— DATA FOR ANALYSIS —
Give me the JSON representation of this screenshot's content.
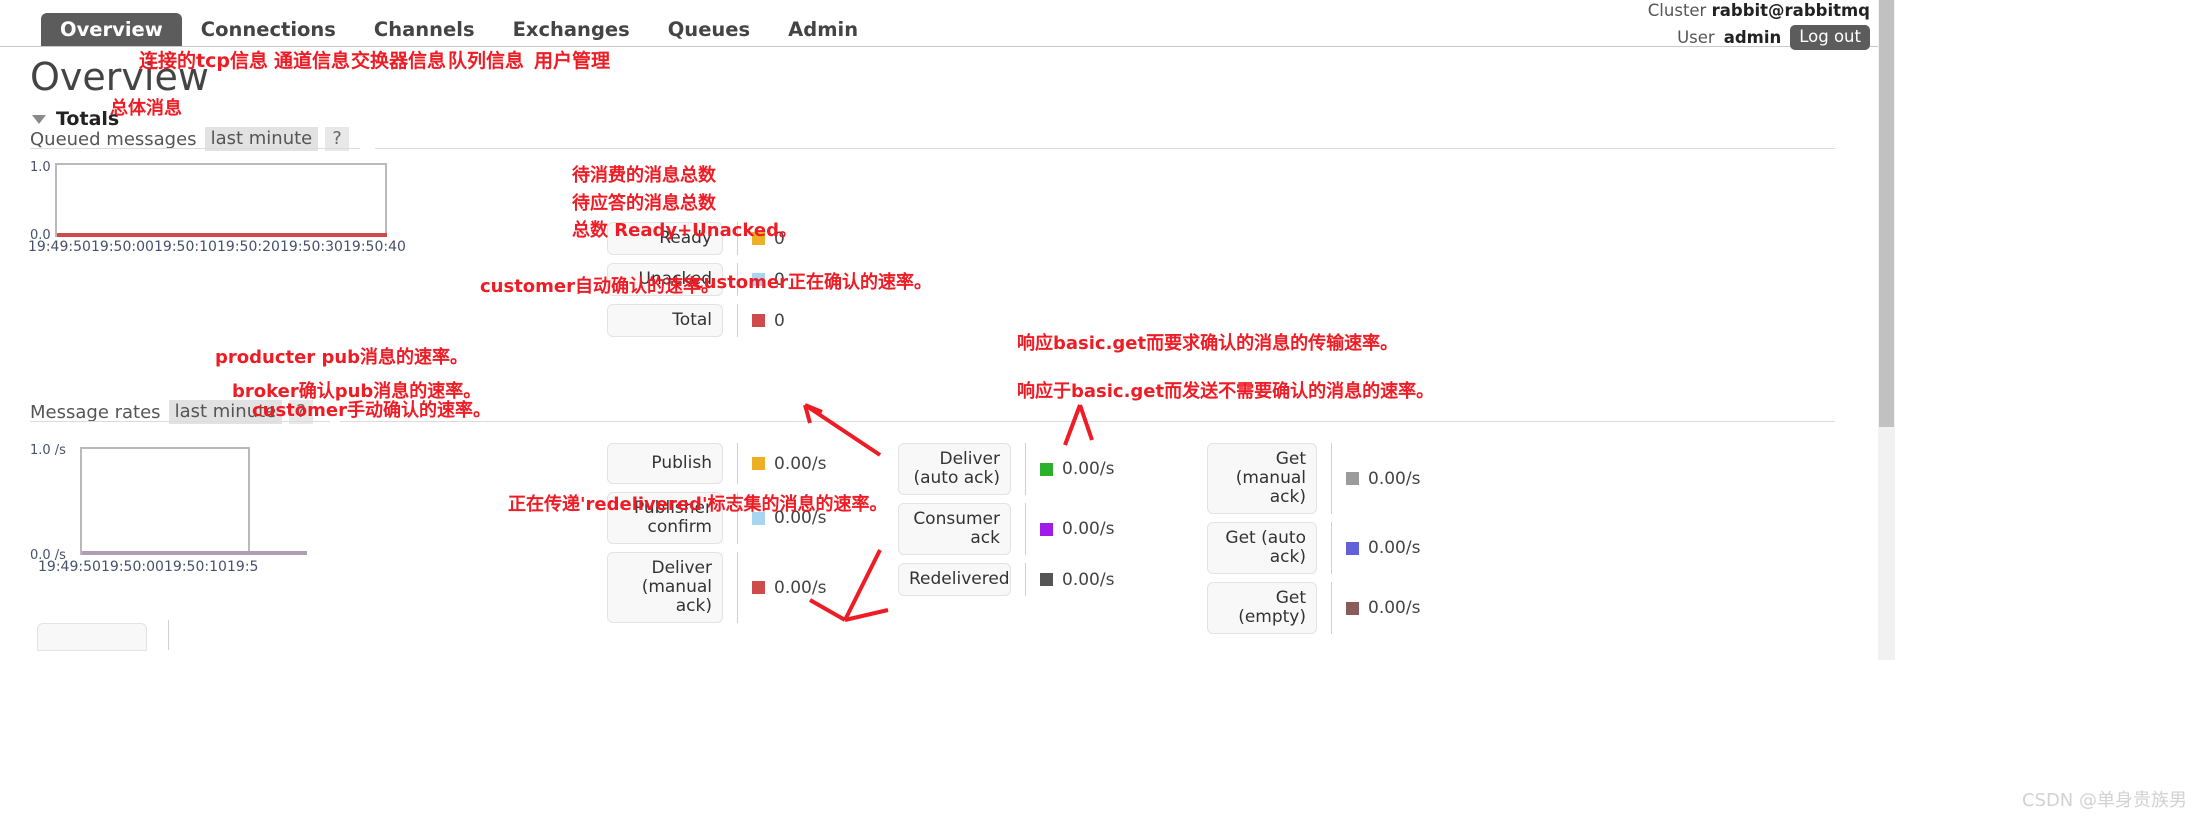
{
  "window": {
    "watermark": "CSDN @单身贵族男"
  },
  "topnav": {
    "tabs": [
      {
        "label": "Overview",
        "active": true
      },
      {
        "label": "Connections",
        "active": false
      },
      {
        "label": "Channels",
        "active": false
      },
      {
        "label": "Exchanges",
        "active": false
      },
      {
        "label": "Queues",
        "active": false
      },
      {
        "label": "Admin",
        "active": false
      }
    ],
    "cluster_label": "Cluster",
    "cluster_name": "rabbit@rabbitmq",
    "user_label": "User",
    "user_name": "admin",
    "logout_label": "Log out"
  },
  "page": {
    "title": "Overview"
  },
  "totals": {
    "section_label": "Totals",
    "queued": {
      "label": "Queued messages",
      "period": "last minute",
      "help": "?"
    },
    "rates": {
      "label": "Message rates",
      "period": "last minute",
      "help": "?"
    }
  },
  "queued_legend": [
    {
      "name": "Ready",
      "color": "#edb024",
      "value": "0"
    },
    {
      "name": "Unacked",
      "color": "#a8d6f0",
      "value": "0"
    },
    {
      "name": "Total",
      "color": "#cf4b4b",
      "value": "0"
    }
  ],
  "rates_col1": [
    {
      "name": "Publish",
      "color": "#edb024",
      "value": "0.00/s"
    },
    {
      "name": "Publisher confirm",
      "color": "#a8d6f0",
      "value": "0.00/s"
    },
    {
      "name": "Deliver (manual ack)",
      "color": "#cf4b4b",
      "value": "0.00/s"
    }
  ],
  "rates_col2": [
    {
      "name": "Deliver (auto ack)",
      "color": "#2ab02a",
      "value": "0.00/s"
    },
    {
      "name": "Consumer ack",
      "color": "#a01ae8",
      "value": "0.00/s"
    },
    {
      "name": "Redelivered",
      "color": "#555555",
      "value": "0.00/s"
    }
  ],
  "rates_col3": [
    {
      "name": "Get (manual ack)",
      "color": "#9b9b9b",
      "value": "0.00/s"
    },
    {
      "name": "Get (auto ack)",
      "color": "#6160d8",
      "value": "0.00/s"
    },
    {
      "name": "Get (empty)",
      "color": "#8a5b5b",
      "value": "0.00/s"
    }
  ],
  "annotations": [
    {
      "id": "nav-connections",
      "text": "连接的tcp信息"
    },
    {
      "id": "nav-channels",
      "text": "通道信息"
    },
    {
      "id": "nav-exchanges",
      "text": "交换器信息"
    },
    {
      "id": "nav-queues",
      "text": "队列信息"
    },
    {
      "id": "nav-admin",
      "text": "用户管理"
    },
    {
      "id": "totals",
      "text": "总体消息"
    },
    {
      "id": "ready",
      "text": "待消费的消息总数"
    },
    {
      "id": "unacked",
      "text": "待应答的消息总数"
    },
    {
      "id": "total",
      "text": "总数 Ready+Unacked。"
    },
    {
      "id": "deliver-auto-ack",
      "text": "customer自动确认的速率。"
    },
    {
      "id": "consumer-ack",
      "text": "customer正在确认的速率。"
    },
    {
      "id": "publish",
      "text": "producter pub消息的速率。"
    },
    {
      "id": "publisher-confirm",
      "text": "broker确认pub消息的速率。"
    },
    {
      "id": "deliver-manual-ack",
      "text": "customer手动确认的速率。"
    },
    {
      "id": "get-manual-ack",
      "text": "响应basic.get而要求确认的消息的传输速率。"
    },
    {
      "id": "get-auto-ack",
      "text": "响应于basic.get而发送不需要确认的消息的速率。"
    },
    {
      "id": "redelivered",
      "text": "正在传递'redelivered'标志集的消息的速率。"
    }
  ],
  "chart_data": [
    {
      "type": "line",
      "title": "Queued messages",
      "subtitle": "last minute",
      "xlabel": "",
      "ylabel": "",
      "ylim": [
        0.0,
        1.0
      ],
      "ytick_labels": [
        "1.0",
        "0.0"
      ],
      "xtick_labels": [
        "19:49:50",
        "19:50:00",
        "19:50:10",
        "19:50:20",
        "19:50:30",
        "19:50:40"
      ],
      "grid": false,
      "legend_position": "right",
      "series": [
        {
          "name": "Ready",
          "color": "#edb024",
          "values": [
            0,
            0,
            0,
            0,
            0,
            0
          ],
          "current": 0
        },
        {
          "name": "Unacked",
          "color": "#a8d6f0",
          "values": [
            0,
            0,
            0,
            0,
            0,
            0
          ],
          "current": 0
        },
        {
          "name": "Total",
          "color": "#cf4b4b",
          "values": [
            0,
            0,
            0,
            0,
            0,
            0
          ],
          "current": 0
        }
      ]
    },
    {
      "type": "line",
      "title": "Message rates",
      "subtitle": "last minute",
      "xlabel": "",
      "ylabel": "/s",
      "ylim": [
        0.0,
        1.0
      ],
      "ytick_labels": [
        "1.0 /s",
        "0.0 /s"
      ],
      "xtick_labels": [
        "19:49:50",
        "19:50:00",
        "19:50:10",
        "19:5"
      ],
      "grid": false,
      "legend_position": "right",
      "series": [
        {
          "name": "Publish",
          "color": "#edb024",
          "values": [
            0,
            0,
            0,
            0
          ],
          "current": "0.00/s"
        },
        {
          "name": "Publisher confirm",
          "color": "#a8d6f0",
          "values": [
            0,
            0,
            0,
            0
          ],
          "current": "0.00/s"
        },
        {
          "name": "Deliver (manual ack)",
          "color": "#cf4b4b",
          "values": [
            0,
            0,
            0,
            0
          ],
          "current": "0.00/s"
        },
        {
          "name": "Deliver (auto ack)",
          "color": "#2ab02a",
          "values": [
            0,
            0,
            0,
            0
          ],
          "current": "0.00/s"
        },
        {
          "name": "Consumer ack",
          "color": "#a01ae8",
          "values": [
            0,
            0,
            0,
            0
          ],
          "current": "0.00/s"
        },
        {
          "name": "Redelivered",
          "color": "#555555",
          "values": [
            0,
            0,
            0,
            0
          ],
          "current": "0.00/s"
        },
        {
          "name": "Get (manual ack)",
          "color": "#9b9b9b",
          "values": [
            0,
            0,
            0,
            0
          ],
          "current": "0.00/s"
        },
        {
          "name": "Get (auto ack)",
          "color": "#6160d8",
          "values": [
            0,
            0,
            0,
            0
          ],
          "current": "0.00/s"
        },
        {
          "name": "Get (empty)",
          "color": "#8a5b5b",
          "values": [
            0,
            0,
            0,
            0
          ],
          "current": "0.00/s"
        }
      ]
    }
  ]
}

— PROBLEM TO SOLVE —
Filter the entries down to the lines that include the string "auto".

— SOLUTION TO THIS PROBLEM —
      "name": "Deliver (auto ack)",
      "name": "Get (auto ack)",
      "id": "deliver-auto-ack",
      "id": "get-auto-ack",
          "name": "Deliver (auto ack)",
          "name": "Get (auto ack)",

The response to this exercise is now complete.